- WORK INSTRUCTIONS
Could you please output all of the records exactly?

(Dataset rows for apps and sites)
=== Begin Enclosure ===
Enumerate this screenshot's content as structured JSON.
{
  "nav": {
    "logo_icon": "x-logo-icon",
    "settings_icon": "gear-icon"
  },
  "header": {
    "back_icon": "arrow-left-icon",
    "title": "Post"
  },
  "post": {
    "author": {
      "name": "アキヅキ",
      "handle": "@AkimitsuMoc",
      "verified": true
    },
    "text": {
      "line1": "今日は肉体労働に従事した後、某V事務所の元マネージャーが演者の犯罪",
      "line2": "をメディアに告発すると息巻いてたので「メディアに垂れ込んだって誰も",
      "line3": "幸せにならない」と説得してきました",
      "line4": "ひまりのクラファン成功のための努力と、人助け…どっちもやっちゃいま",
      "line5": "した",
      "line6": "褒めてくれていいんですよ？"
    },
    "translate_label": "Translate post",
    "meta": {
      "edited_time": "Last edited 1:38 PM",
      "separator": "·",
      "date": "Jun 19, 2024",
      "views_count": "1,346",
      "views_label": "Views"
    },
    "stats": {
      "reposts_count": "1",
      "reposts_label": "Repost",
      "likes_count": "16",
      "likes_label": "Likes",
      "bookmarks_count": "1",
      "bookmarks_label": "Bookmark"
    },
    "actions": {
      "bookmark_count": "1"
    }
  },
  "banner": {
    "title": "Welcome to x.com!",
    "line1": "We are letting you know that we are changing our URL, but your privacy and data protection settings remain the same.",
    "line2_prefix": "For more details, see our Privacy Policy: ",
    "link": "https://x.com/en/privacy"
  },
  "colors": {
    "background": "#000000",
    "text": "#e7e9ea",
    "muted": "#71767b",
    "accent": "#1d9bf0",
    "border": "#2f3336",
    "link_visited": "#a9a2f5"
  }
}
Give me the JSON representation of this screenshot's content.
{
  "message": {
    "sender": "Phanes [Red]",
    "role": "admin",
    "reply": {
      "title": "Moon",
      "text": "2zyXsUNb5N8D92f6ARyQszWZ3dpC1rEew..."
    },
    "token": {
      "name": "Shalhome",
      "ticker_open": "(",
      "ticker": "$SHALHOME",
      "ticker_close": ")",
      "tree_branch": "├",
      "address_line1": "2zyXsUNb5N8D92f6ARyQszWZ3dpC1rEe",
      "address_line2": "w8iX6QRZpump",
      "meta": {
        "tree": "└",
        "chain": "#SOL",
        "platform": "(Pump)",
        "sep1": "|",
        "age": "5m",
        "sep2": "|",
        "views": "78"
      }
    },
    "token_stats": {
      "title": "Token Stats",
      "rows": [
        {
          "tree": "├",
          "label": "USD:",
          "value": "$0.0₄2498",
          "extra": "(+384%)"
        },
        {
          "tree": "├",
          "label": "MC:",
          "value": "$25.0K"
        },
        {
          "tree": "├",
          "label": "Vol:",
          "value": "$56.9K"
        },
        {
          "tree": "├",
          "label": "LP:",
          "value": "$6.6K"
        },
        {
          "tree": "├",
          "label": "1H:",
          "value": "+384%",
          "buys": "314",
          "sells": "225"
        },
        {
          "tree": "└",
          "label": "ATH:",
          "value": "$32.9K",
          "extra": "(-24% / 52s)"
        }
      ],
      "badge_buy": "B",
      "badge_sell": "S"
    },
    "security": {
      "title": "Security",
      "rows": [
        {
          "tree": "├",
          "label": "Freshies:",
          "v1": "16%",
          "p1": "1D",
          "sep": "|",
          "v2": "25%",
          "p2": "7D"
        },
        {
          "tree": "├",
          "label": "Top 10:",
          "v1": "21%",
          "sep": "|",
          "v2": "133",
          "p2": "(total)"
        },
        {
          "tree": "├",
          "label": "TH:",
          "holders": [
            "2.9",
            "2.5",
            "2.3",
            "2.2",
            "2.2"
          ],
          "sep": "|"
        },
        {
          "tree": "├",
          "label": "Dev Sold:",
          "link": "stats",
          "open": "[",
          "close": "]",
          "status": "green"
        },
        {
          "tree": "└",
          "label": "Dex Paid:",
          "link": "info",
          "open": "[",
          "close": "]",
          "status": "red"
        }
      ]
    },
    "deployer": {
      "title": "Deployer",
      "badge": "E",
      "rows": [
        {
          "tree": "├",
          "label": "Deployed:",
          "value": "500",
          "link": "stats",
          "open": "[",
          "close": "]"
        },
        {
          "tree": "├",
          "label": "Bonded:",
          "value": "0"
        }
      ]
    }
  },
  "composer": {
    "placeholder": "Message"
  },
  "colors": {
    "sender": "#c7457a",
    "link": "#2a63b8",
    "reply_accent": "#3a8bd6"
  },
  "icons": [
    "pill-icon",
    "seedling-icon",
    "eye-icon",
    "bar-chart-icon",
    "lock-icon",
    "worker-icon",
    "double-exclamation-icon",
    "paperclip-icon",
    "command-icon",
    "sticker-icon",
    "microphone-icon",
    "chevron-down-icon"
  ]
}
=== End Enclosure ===
- REPLY TO THE TASK
Enumerate this screenshot's content as structured JSON.
{
  "nav": {
    "logo_icon": "x-logo-icon",
    "settings_icon": "gear-icon"
  },
  "header": {
    "back_icon": "arrow-left-icon",
    "title": "Post"
  },
  "post": {
    "author": {
      "name": "アキヅキ",
      "handle": "@AkimitsuMoc",
      "verified": true
    },
    "text": {
      "line1": "今日は肉体労働に従事した後、某V事務所の元マネージャーが演者の犯罪",
      "line2": "をメディアに告発すると息巻いてたので「メディアに垂れ込んだって誰も",
      "line3": "幸せにならない」と説得してきました",
      "line4": "ひまりのクラファン成功のための努力と、人助け…どっちもやっちゃいま",
      "line5": "した",
      "line6": "褒めてくれていいんですよ？"
    },
    "translate_label": "Translate post",
    "meta": {
      "edited_time": "Last edited 1:38 PM",
      "separator": "·",
      "date": "Jun 19, 2024",
      "views_count": "1,346",
      "views_label": "Views"
    },
    "stats": {
      "reposts_count": "1",
      "reposts_label": "Repost",
      "likes_count": "16",
      "likes_label": "Likes",
      "bookmarks_count": "1",
      "bookmarks_label": "Bookmark"
    },
    "actions": {
      "bookmark_count": "1"
    }
  },
  "banner": {
    "title": "Welcome to x.com!",
    "line1": "We are letting you know that we are changing our URL, but your privacy and data protection settings remain the same.",
    "line2_prefix": "For more details, see our Privacy Policy: ",
    "link": "https://x.com/en/privacy"
  },
  "colors": {
    "background": "#000000",
    "text": "#e7e9ea",
    "muted": "#71767b",
    "accent": "#1d9bf0",
    "border": "#2f3336",
    "link_visited": "#a9a2f5"
  }
}
Give me the JSON representation of this screenshot's content.
{
  "message": {
    "sender": "Phanes [Red]",
    "role": "admin",
    "reply": {
      "title": "Moon",
      "text": "2zyXsUNb5N8D92f6ARyQszWZ3dpC1rEew..."
    },
    "token": {
      "name": "Shalhome",
      "ticker_open": "(",
      "ticker": "$SHALHOME",
      "ticker_close": ")",
      "tree_branch": "├",
      "address_line1": "2zyXsUNb5N8D92f6ARyQszWZ3dpC1rEe",
      "address_line2": "w8iX6QRZpump",
      "meta": {
        "tree": "└",
        "chain": "#SOL",
        "platform": "(Pump)",
        "sep1": "|",
        "age": "5m",
        "sep2": "|",
        "views": "78"
      }
    },
    "token_stats": {
      "title": "Token Stats",
      "rows": [
        {
          "tree": "├",
          "label": "USD:",
          "value": "$0.0₄2498",
          "extra": "(+384%)"
        },
        {
          "tree": "├",
          "label": "MC:",
          "value": "$25.0K"
        },
        {
          "tree": "├",
          "label": "Vol:",
          "value": "$56.9K"
        },
        {
          "tree": "├",
          "label": "LP:",
          "value": "$6.6K"
        },
        {
          "tree": "├",
          "label": "1H:",
          "value": "+384%",
          "buys": "314",
          "sells": "225"
        },
        {
          "tree": "└",
          "label": "ATH:",
          "value": "$32.9K",
          "extra": "(-24% / 52s)"
        }
      ],
      "badge_buy": "B",
      "badge_sell": "S"
    },
    "security": {
      "title": "Security",
      "rows": [
        {
          "tree": "├",
          "label": "Freshies:",
          "v1": "16%",
          "p1": "1D",
          "sep": "|",
          "v2": "25%",
          "p2": "7D"
        },
        {
          "tree": "├",
          "label": "Top 10:",
          "v1": "21%",
          "sep": "|",
          "v2": "133",
          "p2": "(total)"
        },
        {
          "tree": "├",
          "label": "TH:",
          "holders": [
            "2.9",
            "2.5",
            "2.3",
            "2.2",
            "2.2"
          ],
          "sep": "|"
        },
        {
          "tree": "├",
          "label": "Dev Sold:",
          "link": "stats",
          "open": "[",
          "close": "]",
          "status": "green"
        },
        {
          "tree": "└",
          "label": "Dex Paid:",
          "link": "info",
          "open": "[",
          "close": "]",
          "status": "red"
        }
      ]
    },
    "deployer": {
      "title": "Deployer",
      "badge": "E",
      "rows": [
        {
          "tree": "├",
          "label": "Deployed:",
          "value": "500",
          "link": "stats",
          "open": "[",
          "close": "]"
        },
        {
          "tree": "├",
          "label": "Bonded:",
          "value": "0"
        }
      ]
    }
  },
  "composer": {
    "placeholder": "Message"
  },
  "colors": {
    "sender": "#c7457a",
    "link": "#2a63b8",
    "reply_accent": "#3a8bd6"
  },
  "icons": [
    "pill-icon",
    "seedling-icon",
    "eye-icon",
    "bar-chart-icon",
    "lock-icon",
    "worker-icon",
    "double-exclamation-icon",
    "paperclip-icon",
    "command-icon",
    "sticker-icon",
    "microphone-icon",
    "chevron-down-icon"
  ]
}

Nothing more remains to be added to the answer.